== About this exercise ==
If a line in the entries includes "from", show that line.

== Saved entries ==
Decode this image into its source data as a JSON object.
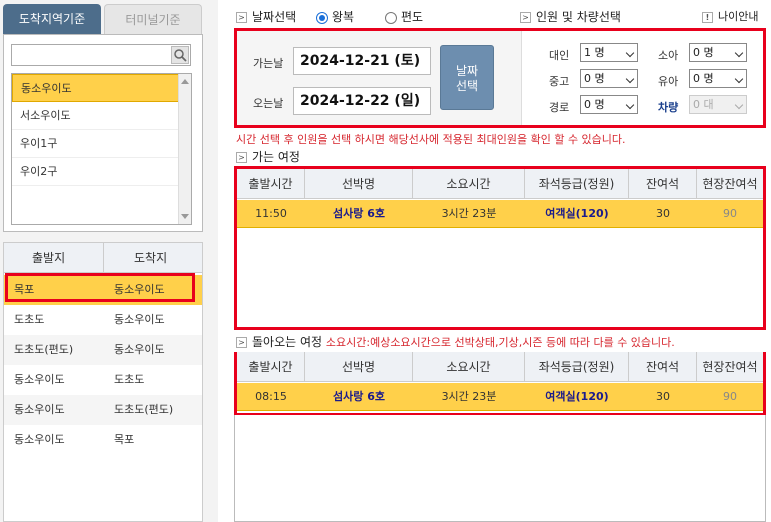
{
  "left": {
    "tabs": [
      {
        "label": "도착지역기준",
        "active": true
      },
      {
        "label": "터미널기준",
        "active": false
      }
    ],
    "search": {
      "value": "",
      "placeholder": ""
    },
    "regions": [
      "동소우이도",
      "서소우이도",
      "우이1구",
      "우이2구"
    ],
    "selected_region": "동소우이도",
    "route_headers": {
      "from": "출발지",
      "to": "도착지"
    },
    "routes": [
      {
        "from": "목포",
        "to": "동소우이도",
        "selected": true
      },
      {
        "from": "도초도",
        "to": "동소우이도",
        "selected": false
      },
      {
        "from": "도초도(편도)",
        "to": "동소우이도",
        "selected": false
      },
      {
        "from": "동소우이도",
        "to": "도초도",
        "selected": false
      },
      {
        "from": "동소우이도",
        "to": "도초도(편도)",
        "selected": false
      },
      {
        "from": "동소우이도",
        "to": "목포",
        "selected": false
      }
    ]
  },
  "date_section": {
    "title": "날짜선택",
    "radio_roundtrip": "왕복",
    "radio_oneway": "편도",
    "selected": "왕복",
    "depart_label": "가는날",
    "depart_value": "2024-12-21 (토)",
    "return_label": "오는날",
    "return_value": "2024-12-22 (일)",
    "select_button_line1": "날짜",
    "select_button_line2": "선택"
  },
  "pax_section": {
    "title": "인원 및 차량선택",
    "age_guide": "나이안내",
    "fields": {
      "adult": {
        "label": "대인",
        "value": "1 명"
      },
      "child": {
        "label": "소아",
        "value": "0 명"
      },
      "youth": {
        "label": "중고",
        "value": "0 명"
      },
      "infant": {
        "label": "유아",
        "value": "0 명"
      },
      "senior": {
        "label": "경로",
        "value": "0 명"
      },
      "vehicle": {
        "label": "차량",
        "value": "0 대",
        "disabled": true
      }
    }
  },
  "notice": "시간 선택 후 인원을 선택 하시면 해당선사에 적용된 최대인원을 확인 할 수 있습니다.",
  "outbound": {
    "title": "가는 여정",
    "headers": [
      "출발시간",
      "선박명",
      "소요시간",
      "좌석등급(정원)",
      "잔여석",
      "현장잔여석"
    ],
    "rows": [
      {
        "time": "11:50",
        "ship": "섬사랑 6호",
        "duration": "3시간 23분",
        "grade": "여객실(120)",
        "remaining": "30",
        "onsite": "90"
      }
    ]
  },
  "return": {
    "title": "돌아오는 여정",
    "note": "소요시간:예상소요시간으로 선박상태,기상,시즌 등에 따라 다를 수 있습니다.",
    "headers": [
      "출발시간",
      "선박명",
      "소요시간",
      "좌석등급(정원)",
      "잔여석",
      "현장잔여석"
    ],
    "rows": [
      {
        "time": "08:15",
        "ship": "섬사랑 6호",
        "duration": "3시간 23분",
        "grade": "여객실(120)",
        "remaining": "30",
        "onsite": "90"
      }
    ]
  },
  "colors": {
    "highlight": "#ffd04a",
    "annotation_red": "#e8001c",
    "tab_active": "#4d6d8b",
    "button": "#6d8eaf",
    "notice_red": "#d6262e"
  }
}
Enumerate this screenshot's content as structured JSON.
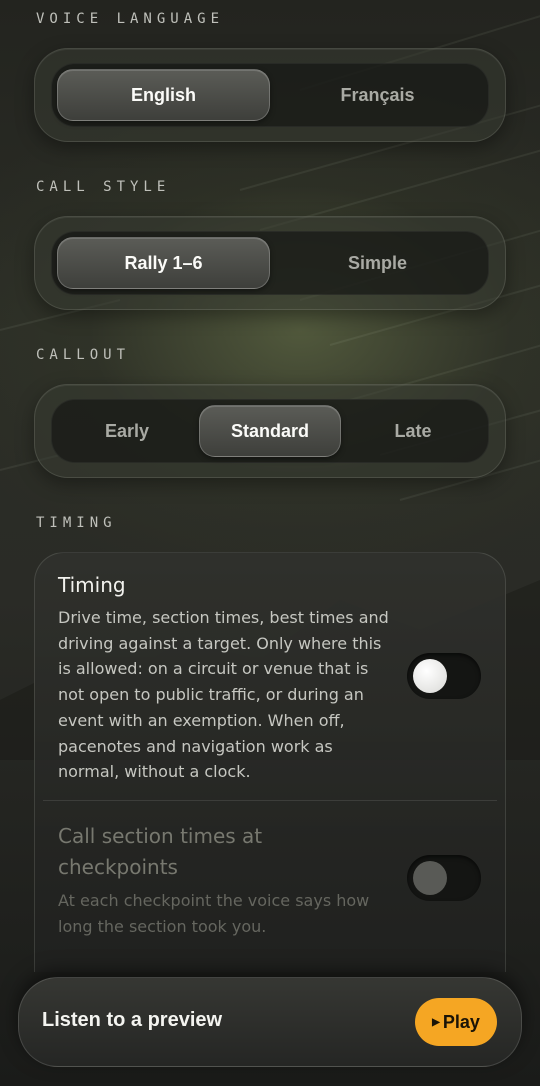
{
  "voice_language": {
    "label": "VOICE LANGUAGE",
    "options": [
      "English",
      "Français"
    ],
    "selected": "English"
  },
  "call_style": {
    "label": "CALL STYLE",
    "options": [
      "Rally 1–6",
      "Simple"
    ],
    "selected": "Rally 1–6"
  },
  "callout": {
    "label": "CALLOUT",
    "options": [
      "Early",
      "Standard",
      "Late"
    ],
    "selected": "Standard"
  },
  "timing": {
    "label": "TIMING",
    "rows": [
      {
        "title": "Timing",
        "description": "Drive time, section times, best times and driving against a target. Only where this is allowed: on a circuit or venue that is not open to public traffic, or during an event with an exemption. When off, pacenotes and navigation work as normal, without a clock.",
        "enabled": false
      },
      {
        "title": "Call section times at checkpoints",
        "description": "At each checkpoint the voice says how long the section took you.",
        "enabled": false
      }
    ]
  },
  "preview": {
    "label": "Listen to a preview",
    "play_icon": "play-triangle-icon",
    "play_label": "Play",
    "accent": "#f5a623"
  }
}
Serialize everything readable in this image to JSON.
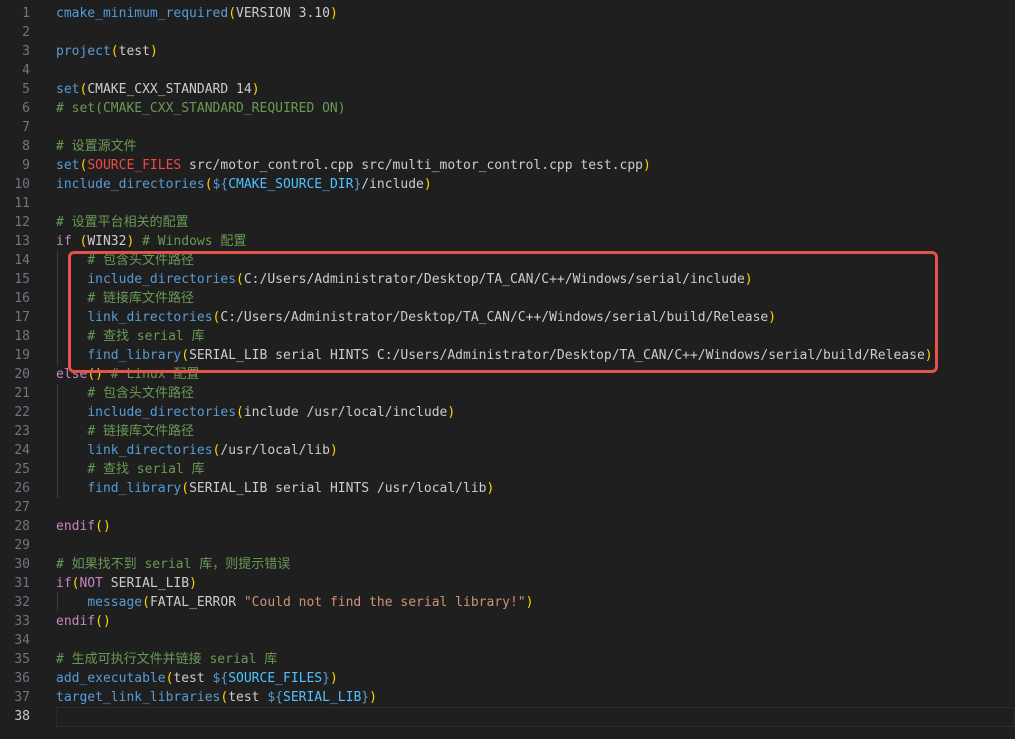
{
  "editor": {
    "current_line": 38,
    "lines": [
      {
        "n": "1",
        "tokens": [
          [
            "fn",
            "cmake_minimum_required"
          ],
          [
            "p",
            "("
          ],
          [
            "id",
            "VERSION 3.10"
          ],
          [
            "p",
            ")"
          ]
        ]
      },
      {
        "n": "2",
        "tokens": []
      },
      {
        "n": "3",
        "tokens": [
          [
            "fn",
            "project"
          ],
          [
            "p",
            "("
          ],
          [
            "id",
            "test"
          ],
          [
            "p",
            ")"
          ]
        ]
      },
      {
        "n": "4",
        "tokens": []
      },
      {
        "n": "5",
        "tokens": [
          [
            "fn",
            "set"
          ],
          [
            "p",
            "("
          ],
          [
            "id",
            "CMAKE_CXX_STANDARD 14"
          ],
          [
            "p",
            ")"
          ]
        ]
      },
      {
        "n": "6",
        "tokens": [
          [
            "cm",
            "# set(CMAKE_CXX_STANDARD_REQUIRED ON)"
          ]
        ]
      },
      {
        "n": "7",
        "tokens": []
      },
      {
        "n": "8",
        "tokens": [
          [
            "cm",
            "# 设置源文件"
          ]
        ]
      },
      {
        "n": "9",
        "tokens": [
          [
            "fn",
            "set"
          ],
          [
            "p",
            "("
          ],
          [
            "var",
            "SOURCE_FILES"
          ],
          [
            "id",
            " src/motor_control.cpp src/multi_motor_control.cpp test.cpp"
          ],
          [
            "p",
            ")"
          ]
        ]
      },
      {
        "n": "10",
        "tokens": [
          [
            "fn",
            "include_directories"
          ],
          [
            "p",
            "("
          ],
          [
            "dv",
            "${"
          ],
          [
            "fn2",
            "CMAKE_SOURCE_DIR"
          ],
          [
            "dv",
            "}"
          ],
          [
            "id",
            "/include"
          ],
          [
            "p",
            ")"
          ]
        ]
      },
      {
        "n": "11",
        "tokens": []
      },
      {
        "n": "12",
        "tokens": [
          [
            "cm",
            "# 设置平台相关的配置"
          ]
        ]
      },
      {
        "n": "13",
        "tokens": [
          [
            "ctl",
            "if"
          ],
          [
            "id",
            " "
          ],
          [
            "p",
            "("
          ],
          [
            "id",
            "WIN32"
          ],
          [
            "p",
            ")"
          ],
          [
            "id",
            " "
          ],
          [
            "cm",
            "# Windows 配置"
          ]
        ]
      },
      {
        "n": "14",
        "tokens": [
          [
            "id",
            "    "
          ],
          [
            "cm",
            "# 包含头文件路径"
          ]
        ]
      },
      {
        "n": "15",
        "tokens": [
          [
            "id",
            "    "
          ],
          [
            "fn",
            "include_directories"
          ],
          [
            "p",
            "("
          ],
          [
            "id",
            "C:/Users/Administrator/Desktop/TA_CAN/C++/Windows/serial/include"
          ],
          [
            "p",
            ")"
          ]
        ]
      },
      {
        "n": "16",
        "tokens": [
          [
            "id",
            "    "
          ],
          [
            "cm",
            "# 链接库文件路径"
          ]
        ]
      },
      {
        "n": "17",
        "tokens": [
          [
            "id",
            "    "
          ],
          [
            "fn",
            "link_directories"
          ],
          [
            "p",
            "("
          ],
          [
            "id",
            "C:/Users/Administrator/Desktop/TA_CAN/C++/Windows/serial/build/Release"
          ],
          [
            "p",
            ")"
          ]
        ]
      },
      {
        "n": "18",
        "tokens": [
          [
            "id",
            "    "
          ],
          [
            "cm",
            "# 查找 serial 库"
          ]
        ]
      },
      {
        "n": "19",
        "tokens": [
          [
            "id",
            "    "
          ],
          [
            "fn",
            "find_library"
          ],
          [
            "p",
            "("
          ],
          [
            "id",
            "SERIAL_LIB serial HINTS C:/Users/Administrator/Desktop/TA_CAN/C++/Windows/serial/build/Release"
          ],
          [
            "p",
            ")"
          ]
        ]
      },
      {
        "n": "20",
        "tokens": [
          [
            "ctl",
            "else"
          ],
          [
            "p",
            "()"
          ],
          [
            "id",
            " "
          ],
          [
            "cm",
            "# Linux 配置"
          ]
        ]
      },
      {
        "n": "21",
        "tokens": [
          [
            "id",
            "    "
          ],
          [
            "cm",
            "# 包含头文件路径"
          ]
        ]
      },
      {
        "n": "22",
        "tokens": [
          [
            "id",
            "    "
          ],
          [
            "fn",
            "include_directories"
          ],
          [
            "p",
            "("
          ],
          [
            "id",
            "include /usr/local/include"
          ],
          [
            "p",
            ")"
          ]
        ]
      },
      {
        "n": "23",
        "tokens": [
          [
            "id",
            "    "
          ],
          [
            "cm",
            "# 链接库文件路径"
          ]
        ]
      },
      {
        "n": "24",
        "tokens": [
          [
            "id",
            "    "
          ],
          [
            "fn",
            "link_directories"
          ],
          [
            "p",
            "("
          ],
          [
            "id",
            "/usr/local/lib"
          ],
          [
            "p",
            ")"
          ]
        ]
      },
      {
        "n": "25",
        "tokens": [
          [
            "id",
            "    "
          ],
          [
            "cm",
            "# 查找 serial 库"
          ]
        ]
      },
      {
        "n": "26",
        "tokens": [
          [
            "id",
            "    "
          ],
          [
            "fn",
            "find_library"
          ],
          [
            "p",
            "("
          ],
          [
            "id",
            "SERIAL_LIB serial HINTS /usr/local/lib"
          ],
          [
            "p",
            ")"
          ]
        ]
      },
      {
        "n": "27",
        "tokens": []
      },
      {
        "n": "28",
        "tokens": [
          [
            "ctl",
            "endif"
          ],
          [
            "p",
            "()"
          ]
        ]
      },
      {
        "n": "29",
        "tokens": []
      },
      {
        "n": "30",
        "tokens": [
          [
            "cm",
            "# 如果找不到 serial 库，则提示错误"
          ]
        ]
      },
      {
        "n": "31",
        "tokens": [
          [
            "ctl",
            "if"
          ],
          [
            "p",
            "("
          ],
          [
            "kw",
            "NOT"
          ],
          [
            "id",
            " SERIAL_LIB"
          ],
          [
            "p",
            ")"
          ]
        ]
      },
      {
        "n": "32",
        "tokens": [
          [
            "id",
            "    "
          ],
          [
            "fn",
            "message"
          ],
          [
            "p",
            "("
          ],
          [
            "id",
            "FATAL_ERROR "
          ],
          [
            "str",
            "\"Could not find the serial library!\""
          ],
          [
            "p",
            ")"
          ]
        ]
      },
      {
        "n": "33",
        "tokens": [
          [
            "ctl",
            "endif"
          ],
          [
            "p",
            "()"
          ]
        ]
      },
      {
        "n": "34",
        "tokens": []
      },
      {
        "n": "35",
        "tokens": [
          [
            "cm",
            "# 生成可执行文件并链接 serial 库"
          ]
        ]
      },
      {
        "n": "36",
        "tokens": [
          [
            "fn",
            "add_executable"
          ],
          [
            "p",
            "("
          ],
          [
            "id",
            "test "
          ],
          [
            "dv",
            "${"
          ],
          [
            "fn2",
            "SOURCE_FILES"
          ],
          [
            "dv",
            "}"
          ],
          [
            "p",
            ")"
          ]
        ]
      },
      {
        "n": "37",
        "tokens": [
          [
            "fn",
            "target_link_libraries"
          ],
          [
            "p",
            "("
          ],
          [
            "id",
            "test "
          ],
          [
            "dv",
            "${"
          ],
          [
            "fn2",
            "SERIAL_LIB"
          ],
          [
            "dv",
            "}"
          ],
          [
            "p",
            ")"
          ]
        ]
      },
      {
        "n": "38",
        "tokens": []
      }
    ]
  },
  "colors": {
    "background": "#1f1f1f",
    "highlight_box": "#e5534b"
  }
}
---
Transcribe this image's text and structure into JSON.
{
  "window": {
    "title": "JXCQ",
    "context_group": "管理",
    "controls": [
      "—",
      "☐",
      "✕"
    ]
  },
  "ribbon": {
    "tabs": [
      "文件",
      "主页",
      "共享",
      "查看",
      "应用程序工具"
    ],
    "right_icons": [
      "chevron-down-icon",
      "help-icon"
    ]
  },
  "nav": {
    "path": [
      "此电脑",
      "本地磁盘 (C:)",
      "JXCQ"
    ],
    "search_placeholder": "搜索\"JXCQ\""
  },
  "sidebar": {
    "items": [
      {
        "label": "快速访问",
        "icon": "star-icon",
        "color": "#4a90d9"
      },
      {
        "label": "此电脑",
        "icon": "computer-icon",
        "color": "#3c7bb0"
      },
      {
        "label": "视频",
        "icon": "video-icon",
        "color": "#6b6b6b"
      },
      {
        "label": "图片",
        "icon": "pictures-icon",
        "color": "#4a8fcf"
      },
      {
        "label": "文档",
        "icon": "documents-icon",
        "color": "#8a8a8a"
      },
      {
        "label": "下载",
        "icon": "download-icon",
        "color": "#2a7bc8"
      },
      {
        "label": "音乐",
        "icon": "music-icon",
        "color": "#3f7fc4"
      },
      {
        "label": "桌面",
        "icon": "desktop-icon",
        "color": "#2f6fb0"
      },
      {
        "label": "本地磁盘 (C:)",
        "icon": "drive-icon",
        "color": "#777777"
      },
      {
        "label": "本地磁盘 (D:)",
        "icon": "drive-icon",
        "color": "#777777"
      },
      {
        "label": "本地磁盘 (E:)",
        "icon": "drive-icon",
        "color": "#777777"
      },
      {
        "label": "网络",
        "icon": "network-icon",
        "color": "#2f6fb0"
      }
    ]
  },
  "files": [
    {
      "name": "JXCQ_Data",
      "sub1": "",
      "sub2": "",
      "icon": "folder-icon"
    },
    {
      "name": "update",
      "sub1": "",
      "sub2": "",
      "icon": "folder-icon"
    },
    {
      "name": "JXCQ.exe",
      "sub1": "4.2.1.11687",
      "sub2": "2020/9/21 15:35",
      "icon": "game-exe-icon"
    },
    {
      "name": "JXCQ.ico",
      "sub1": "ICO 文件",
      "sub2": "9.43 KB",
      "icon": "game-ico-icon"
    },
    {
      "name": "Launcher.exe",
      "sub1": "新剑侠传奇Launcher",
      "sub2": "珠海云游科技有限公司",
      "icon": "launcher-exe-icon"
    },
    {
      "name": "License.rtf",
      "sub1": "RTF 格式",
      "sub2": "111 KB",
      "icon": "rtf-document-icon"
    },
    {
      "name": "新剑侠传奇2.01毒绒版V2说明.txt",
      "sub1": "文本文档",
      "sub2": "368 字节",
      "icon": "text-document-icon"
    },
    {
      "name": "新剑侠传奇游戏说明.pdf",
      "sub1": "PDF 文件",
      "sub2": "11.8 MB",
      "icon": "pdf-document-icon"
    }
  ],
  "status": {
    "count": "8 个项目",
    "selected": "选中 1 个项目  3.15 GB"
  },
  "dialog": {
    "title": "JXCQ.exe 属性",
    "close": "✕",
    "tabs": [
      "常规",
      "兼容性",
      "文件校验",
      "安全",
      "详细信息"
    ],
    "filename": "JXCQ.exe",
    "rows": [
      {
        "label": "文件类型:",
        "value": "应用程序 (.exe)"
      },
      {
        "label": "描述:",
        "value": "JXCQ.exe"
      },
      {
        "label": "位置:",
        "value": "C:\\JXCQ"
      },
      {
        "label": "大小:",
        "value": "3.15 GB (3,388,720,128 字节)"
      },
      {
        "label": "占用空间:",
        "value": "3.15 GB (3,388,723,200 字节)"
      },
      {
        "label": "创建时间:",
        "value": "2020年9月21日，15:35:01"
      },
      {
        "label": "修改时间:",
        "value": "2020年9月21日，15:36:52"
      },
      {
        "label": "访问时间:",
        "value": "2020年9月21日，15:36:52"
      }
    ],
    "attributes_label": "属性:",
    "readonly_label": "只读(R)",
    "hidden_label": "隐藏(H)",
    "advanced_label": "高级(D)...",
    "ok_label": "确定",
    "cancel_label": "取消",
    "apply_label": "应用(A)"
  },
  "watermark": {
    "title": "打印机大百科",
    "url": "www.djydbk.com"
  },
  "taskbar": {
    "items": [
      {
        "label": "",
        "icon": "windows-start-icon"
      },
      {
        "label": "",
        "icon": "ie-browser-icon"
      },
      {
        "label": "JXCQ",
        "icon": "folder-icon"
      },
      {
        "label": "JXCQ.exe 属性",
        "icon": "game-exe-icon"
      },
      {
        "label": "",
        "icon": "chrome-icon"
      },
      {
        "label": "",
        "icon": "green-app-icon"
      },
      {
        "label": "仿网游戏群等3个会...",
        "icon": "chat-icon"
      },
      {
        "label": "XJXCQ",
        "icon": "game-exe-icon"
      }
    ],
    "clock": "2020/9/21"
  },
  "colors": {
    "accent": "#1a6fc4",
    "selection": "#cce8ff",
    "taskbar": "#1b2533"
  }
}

== Solution for this problem ==
      "from": "출발지",
        "from": "목포",
        "from": "도초도",
        "from": "도초도(편도)",
        "from": "동소우이도",
        "from": "동소우이도",
        "from": "동소우이도",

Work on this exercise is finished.